#### DATA SHOWN ####

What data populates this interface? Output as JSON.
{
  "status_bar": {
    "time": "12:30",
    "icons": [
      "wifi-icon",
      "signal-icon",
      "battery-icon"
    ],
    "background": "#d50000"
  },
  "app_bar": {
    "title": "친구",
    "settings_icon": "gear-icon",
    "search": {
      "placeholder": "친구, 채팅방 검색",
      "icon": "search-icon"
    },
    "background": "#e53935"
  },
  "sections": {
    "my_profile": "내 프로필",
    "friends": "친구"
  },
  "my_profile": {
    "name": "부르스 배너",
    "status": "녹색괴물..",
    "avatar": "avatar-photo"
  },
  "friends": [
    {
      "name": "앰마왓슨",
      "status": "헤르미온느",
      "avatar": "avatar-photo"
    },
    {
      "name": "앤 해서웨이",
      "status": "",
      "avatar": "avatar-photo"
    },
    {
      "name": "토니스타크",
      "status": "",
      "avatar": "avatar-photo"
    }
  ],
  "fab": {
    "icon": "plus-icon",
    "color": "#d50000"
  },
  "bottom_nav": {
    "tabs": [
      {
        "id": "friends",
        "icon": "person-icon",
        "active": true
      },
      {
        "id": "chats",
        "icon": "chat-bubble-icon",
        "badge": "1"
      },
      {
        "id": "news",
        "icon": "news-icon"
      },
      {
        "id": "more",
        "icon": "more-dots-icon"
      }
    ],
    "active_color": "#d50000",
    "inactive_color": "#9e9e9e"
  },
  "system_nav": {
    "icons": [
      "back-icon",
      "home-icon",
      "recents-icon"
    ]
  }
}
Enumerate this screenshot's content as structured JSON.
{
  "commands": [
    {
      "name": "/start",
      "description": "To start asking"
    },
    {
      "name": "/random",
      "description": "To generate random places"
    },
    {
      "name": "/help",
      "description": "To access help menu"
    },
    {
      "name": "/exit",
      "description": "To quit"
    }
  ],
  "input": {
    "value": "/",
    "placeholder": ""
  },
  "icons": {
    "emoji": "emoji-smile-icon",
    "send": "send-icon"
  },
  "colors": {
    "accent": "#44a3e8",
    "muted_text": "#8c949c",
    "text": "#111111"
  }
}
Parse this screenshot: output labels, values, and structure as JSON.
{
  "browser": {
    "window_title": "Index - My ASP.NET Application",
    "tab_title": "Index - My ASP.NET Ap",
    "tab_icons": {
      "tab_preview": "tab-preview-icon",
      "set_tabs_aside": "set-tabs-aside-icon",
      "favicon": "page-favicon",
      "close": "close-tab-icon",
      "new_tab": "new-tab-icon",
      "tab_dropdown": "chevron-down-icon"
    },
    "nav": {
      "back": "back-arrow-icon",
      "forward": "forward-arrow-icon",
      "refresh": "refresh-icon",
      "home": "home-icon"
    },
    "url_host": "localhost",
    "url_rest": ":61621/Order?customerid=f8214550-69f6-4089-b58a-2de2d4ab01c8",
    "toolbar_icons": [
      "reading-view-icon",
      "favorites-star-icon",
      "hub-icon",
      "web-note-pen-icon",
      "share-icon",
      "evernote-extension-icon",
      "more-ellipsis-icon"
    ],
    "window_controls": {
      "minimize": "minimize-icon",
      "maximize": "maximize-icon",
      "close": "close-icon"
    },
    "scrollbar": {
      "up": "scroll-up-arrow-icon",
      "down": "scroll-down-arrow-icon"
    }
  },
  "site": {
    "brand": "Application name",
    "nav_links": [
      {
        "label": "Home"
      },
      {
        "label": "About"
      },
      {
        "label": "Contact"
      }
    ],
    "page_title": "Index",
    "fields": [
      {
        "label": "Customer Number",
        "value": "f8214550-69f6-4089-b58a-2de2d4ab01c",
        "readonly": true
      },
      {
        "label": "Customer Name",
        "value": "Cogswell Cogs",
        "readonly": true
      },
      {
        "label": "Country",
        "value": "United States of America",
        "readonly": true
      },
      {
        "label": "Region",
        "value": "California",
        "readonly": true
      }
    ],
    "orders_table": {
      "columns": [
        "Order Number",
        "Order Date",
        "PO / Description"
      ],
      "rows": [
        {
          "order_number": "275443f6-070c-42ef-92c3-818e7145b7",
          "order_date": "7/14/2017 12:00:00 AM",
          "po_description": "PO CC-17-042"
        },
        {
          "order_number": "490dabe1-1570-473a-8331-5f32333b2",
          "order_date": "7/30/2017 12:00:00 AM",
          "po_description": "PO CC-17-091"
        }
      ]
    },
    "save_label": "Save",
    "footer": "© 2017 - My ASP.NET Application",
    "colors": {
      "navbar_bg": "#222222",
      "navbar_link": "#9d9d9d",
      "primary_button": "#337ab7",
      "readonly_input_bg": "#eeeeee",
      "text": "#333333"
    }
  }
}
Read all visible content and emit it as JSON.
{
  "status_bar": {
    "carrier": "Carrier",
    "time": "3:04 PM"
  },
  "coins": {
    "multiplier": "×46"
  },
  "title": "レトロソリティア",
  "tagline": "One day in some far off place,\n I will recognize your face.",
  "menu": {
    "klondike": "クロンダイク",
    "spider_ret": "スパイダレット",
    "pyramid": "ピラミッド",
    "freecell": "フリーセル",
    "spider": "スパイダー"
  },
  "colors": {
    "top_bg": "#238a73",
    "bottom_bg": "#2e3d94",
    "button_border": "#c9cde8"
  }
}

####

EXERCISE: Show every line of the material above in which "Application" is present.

TASK ANSWER:
    "window_title": "Index - My ASP.NET Application",
    "brand": "Application name",
    "footer": "© 2017 - My ASP.NET Application",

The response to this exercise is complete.